Former Prime Minister Yoshiro Mori delivered the handwritten letter from the incumbent prime minister in a rare meeting with President Park at the Blue House yesterday. The letter called for “talks because there is the task of improving Korea-Japanese relations so that next year can be a good year for both countries.”
Next year marks the 50th anniversary of the normalization of ties.
“I look forward to meeting with you during international conferences to be held this fall,” Abe added.
The letter addressed to Park appears to be a bid by the Japanese prime minister to ease relations with Seoul and push for a bilateral summit on the sidelines of the Asia-Pacific Economic Cooperation (APEC) leaders’ summit in Beijing or a G-20 summit in Australia, both scheduled in November.

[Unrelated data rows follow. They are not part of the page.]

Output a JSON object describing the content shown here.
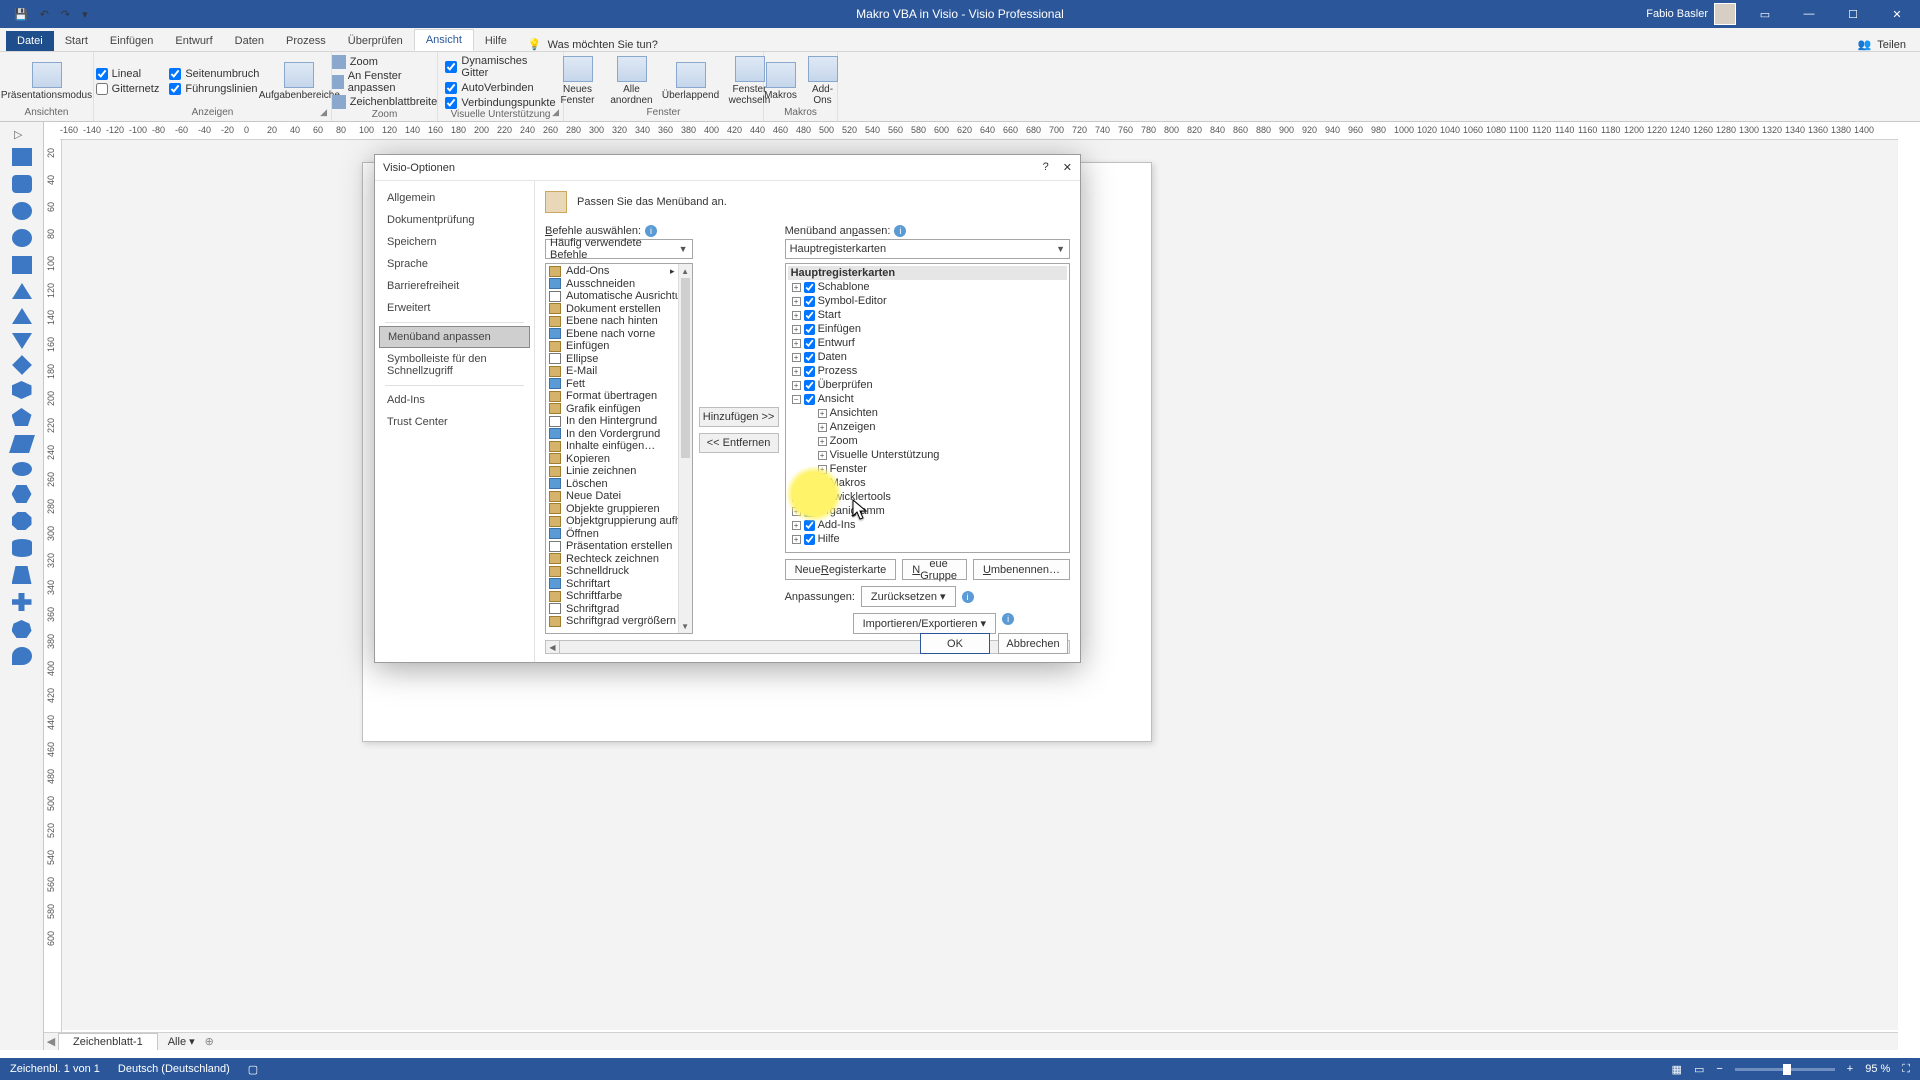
{
  "titlebar": {
    "title": "Makro VBA in Visio - Visio Professional",
    "user": "Fabio Basler",
    "qat": {
      "save": "💾",
      "undo": "↶",
      "redo": "↷",
      "more": "▾"
    },
    "win": {
      "a": "▭",
      "min": "—",
      "max": "☐",
      "close": "✕"
    }
  },
  "tabs": {
    "items": [
      "Datei",
      "Start",
      "Einfügen",
      "Entwurf",
      "Daten",
      "Prozess",
      "Überprüfen",
      "Ansicht",
      "Hilfe"
    ],
    "active": "Ansicht",
    "tellme_icon": "💡",
    "tellme": "Was möchten Sie tun?",
    "share_icon": "👥",
    "share": "Teilen"
  },
  "ribbon": {
    "g1": {
      "btn": "Präsentationsmodus",
      "label": "Ansichten"
    },
    "g2": {
      "c1": "Lineal",
      "c2": "Seitenumbruch",
      "c3": "Gitternetz",
      "c4": "Führungslinien",
      "btn": "Aufgabenbereiche",
      "label": "Anzeigen"
    },
    "g3": {
      "r1": "Zoom",
      "r2": "An Fenster anpassen",
      "r3": "Zeichenblattbreite",
      "label": "Zoom"
    },
    "g4": {
      "r1": "Dynamisches Gitter",
      "r2": "AutoVerbinden",
      "r3": "Verbindungspunkte",
      "label": "Visuelle Unterstützung"
    },
    "g5": {
      "b1": "Neues\nFenster",
      "b2": "Alle\nanordnen",
      "b3": "Überlappend",
      "b4": "Fenster\nwechseln",
      "label": "Fenster"
    },
    "g6": {
      "b1": "Makros",
      "b2": "Add-\nOns",
      "label": "Makros"
    }
  },
  "ruler_h": [
    "-160",
    "-140",
    "-120",
    "-100",
    "-80",
    "-60",
    "-40",
    "-20",
    "0",
    "20",
    "40",
    "60",
    "80",
    "100",
    "120",
    "140",
    "160",
    "180",
    "200",
    "220",
    "240",
    "260",
    "280",
    "300",
    "320",
    "340",
    "360",
    "380",
    "400",
    "420",
    "440",
    "460",
    "480",
    "500",
    "520",
    "540",
    "560",
    "580",
    "600",
    "620",
    "640",
    "660",
    "680",
    "700",
    "720",
    "740",
    "760",
    "780",
    "800",
    "820",
    "840",
    "860",
    "880",
    "900",
    "920",
    "940",
    "960",
    "980",
    "1000",
    "1020",
    "1040",
    "1060",
    "1080",
    "1100",
    "1120",
    "1140",
    "1160",
    "1180",
    "1200",
    "1220",
    "1240",
    "1260",
    "1280",
    "1300",
    "1320",
    "1340",
    "1360",
    "1380",
    "1400"
  ],
  "ruler_v": [
    "20",
    "40",
    "60",
    "80",
    "100",
    "120",
    "140",
    "160",
    "180",
    "200",
    "220",
    "240",
    "260",
    "280",
    "300",
    "320",
    "340",
    "360",
    "380",
    "400",
    "420",
    "440",
    "460",
    "480",
    "500",
    "520",
    "540",
    "560",
    "580",
    "600"
  ],
  "dialog": {
    "title": "Visio-Optionen",
    "help": "?",
    "close": "✕",
    "nav": [
      "Allgemein",
      "Dokumentprüfung",
      "Speichern",
      "Sprache",
      "Barrierefreiheit",
      "Erweitert",
      "Menüband anpassen",
      "Symbolleiste für den Schnellzugriff",
      "Add-Ins",
      "Trust Center"
    ],
    "nav_selected": "Menüband anpassen",
    "heading": "Passen Sie das Menüband an.",
    "left": {
      "label": "Befehle auswählen:",
      "combo": "Häufig verwendete Befehle",
      "items": [
        "Add-Ons",
        "Ausschneiden",
        "Automatische Ausrichtung und…",
        "Dokument erstellen",
        "Ebene nach hinten",
        "Ebene nach vorne",
        "Einfügen",
        "Ellipse",
        "E-Mail",
        "Fett",
        "Format übertragen",
        "Grafik einfügen",
        "In den Hintergrund",
        "In den Vordergrund",
        "Inhalte einfügen…",
        "Kopieren",
        "Linie zeichnen",
        "Löschen",
        "Neue Datei",
        "Objekte gruppieren",
        "Objektgruppierung aufheben",
        "Öffnen",
        "Präsentation erstellen",
        "Rechteck zeichnen",
        "Schnelldruck",
        "Schriftart",
        "Schriftfarbe",
        "Schriftgrad",
        "Schriftgrad vergrößern"
      ]
    },
    "mid": {
      "add": "Hinzufügen >>",
      "remove": "<< Entfernen"
    },
    "right": {
      "label": "Menüband anpassen:",
      "combo": "Hauptregisterkarten",
      "header": "Hauptregisterkarten",
      "nodes": [
        {
          "t": "Schablone",
          "c": true
        },
        {
          "t": "Symbol-Editor",
          "c": true
        },
        {
          "t": "Start",
          "c": true
        },
        {
          "t": "Einfügen",
          "c": true
        },
        {
          "t": "Entwurf",
          "c": true
        },
        {
          "t": "Daten",
          "c": true
        },
        {
          "t": "Prozess",
          "c": true
        },
        {
          "t": "Überprüfen",
          "c": true
        },
        {
          "t": "Ansicht",
          "c": true,
          "open": true,
          "children": [
            "Ansichten",
            "Anzeigen",
            "Zoom",
            "Visuelle Unterstützung",
            "Fenster",
            "Makros"
          ]
        },
        {
          "t": "Entwicklertools",
          "c": false
        },
        {
          "t": "Organigramm",
          "c": true
        },
        {
          "t": "Add-Ins",
          "c": true
        },
        {
          "t": "Hilfe",
          "c": true
        }
      ],
      "btn1": "Neue Registerkarte",
      "btn2": "Neue Gruppe",
      "btn3": "Umbenennen…",
      "cust": "Anpassungen:",
      "reset": "Zurücksetzen ▾",
      "imp": "Importieren/Exportieren ▾"
    },
    "ok": "OK",
    "cancel": "Abbrechen"
  },
  "sheets": {
    "tab": "Zeichenblatt-1",
    "all": "Alle ▾",
    "add": "⊕"
  },
  "status": {
    "page": "Zeichenbl. 1 von 1",
    "lang": "Deutsch (Deutschland)",
    "rec": "▢",
    "zoom": "95 %",
    "fit": "⛶"
  }
}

The two leaders have yet to hold bilateral talks, though they met during a trilateral summit in March that included U.S. President Barack Obama at The Hague.

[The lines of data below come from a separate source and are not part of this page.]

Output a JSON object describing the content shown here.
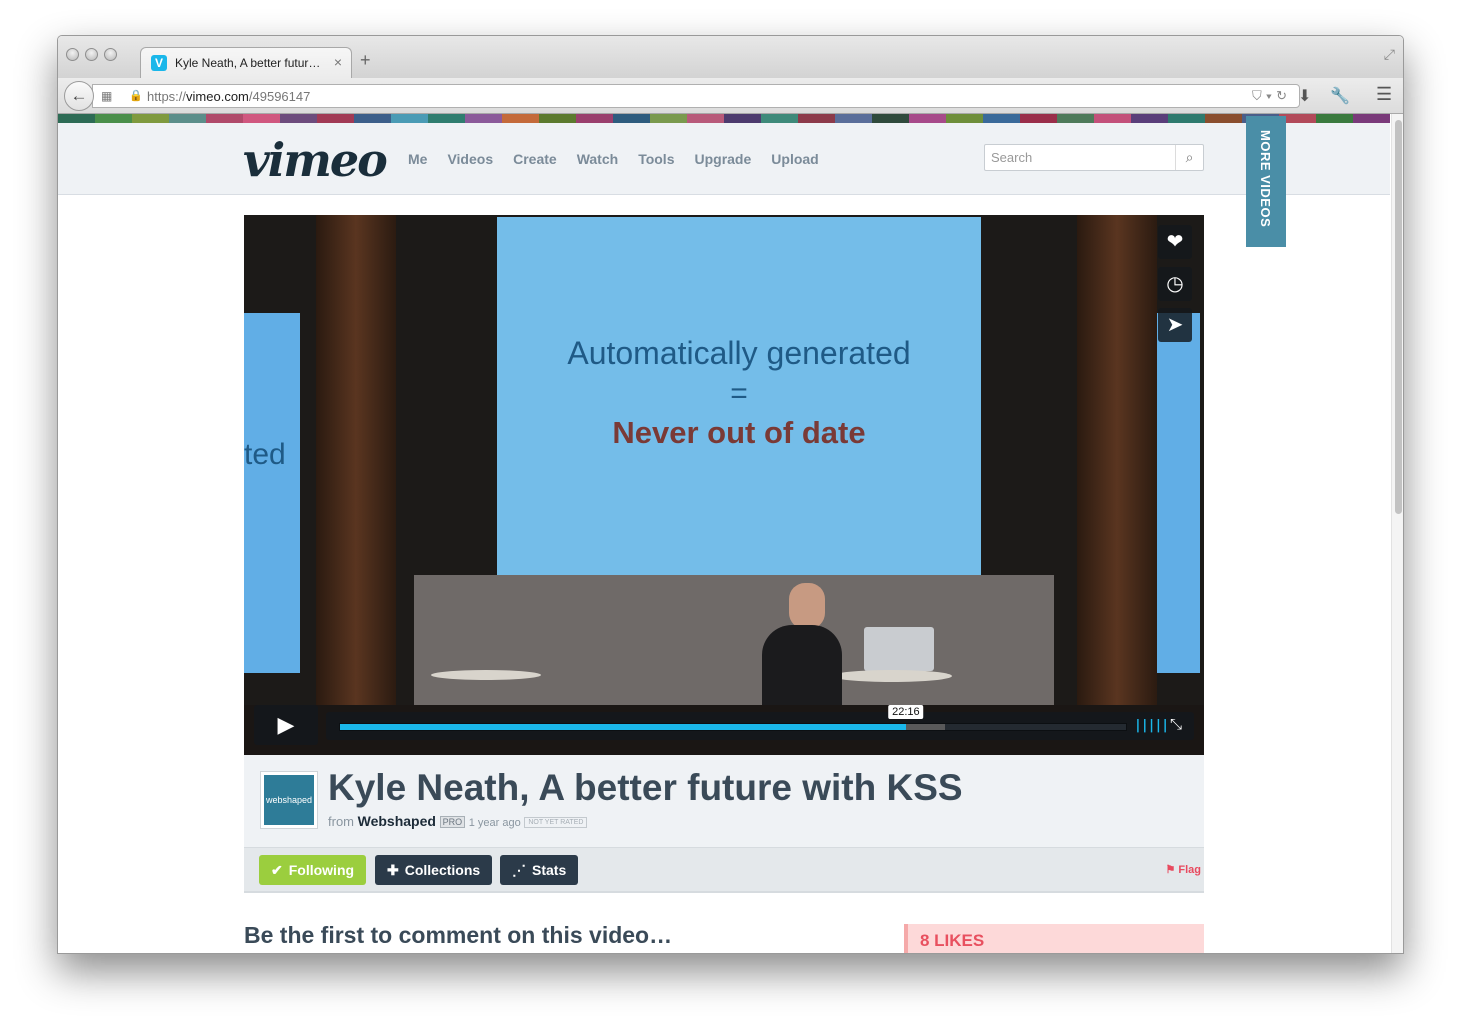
{
  "browser": {
    "tab_title": "Kyle Neath, A better futur…",
    "tab_favicon": "V",
    "tab_close": "×",
    "new_tab": "+",
    "url_scheme": "https://",
    "url_host": "vimeo.com",
    "url_path": "/49596147"
  },
  "site": {
    "logo": "vimeo",
    "nav": [
      "Me",
      "Videos",
      "Create",
      "Watch",
      "Tools",
      "Upgrade",
      "Upload"
    ],
    "search_placeholder": "Search",
    "more_videos": "MORE VIDEOS"
  },
  "player": {
    "slide_line1": "Automatically generated",
    "slide_line2": "=",
    "slide_line3": "Never out of date",
    "slide_left_text": "ted",
    "time": "22:16",
    "played_fraction": 0.72,
    "loaded_fraction": 0.77,
    "accent_color": "#1ab7ea"
  },
  "video": {
    "title": "Kyle Neath, A better future with KSS",
    "from_label": "from",
    "owner": "Webshaped",
    "owner_avatar_text": "webshaped",
    "pro_badge": "PRO",
    "age": "1 year ago",
    "rating": "NOT YET RATED"
  },
  "actions": {
    "following": "Following",
    "collections": "Collections",
    "stats": "Stats",
    "flag": "Flag"
  },
  "comments": {
    "heading": "Be the first to comment on this video…"
  },
  "likes": {
    "label": "8 LIKES"
  },
  "stripe_colors": [
    "#2d6b55",
    "#4a8f4a",
    "#7f9a3e",
    "#5b8e8a",
    "#b04a6a",
    "#d0577f",
    "#6d4c7d",
    "#a13a55",
    "#3c5f8a",
    "#4a9bb5",
    "#2f7d6f",
    "#8b5a9a",
    "#c46a3a",
    "#5c7a2e",
    "#9a3f6d",
    "#2e5c7e",
    "#7a9a4e",
    "#b85a7a",
    "#4d3b6e",
    "#3e8a7a",
    "#8c3a4a",
    "#5a6e9a",
    "#2f4a3c",
    "#a74a8a",
    "#6e8e3a",
    "#3a6a9a",
    "#9a2e4a",
    "#4e7a5a",
    "#c3507a",
    "#5a3e7a",
    "#2e7a6e",
    "#8a4e2e",
    "#4a5e8a",
    "#b24a5a",
    "#3a7a3e",
    "#7a3a7a"
  ]
}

The letter appears to convey Abe’s hopes of improving bilateral ties so that a bilateral summit may possibly be held.
Park conveyed to Mori that she looked forward to “a future-looking relationship between Korea and Japan marking the 50th anniversary of the normalization of ties for next year.”
But for this to happen, she added, past historical issues must be resolved, including the issue of the Japanese military’s sexual enslavement of Korean women and girls during World War II. Those survivors, now in their 80s and 90s, are commonly known as “comfort women.”
Mori visited Korea to attend the opening ceremony of the 2014 Incheon Asian Games as the head of the organizing committee for the 2020 Olympics and Paralympics in Tokyo.
Mori met with reporters after his meeting with Park, noting that he also expressed to the president Abe’s thoughts that her Aug. 15 Liberation Day message about starting a new chapter of Korea-Japan relations “came close to heart.”
Upon receiving the letter, Park sent her regards to the Japanese prime minister, he added, agreeing that efforts are needed on both sides to improve relations.
On the same day, the fifth round of Korea-Japan talks in Tokyo to resolve the comfort women issue brought about anticipation that there could be some headway into tackling the tensions between the two nations around historical and territorial disputes.
During the meeting with Mori, President Park welcomed his visit to Korea and attendance at the opening ceremony of the Incheon Asian Games. “I meet you today after meeting you at my inauguration [as president] last year,” she said.
Park recalled meeting Mori in 2006 during a visit to Japan, when she served as a lawmaker, and thanked him for his role in bilateral relations as head of the Japan-Korea Parliamentarians’ Union.
“In the past you have put a lot of effort into advancing Korea-Japan relations, and even after you retired as a politician, you have continued to play various roles, and I thank you for this,” she said.
Park also told him she hoped to “pave relations both nations could be happy about.”
The president last met with a prominent Japanese figure in late July, when Tokyo Gov. Yoichi Masuzoe came to Korea.
The meeting yesterday comes ahead of her seven-day trip to North America for a state visit to Canada, followed by her attendance at the 69th session of the UN General Assembly and the UN Climate Change Summit on Sept. 23 in New York.
BY SARAH KIM[firstname.lastname@example.org]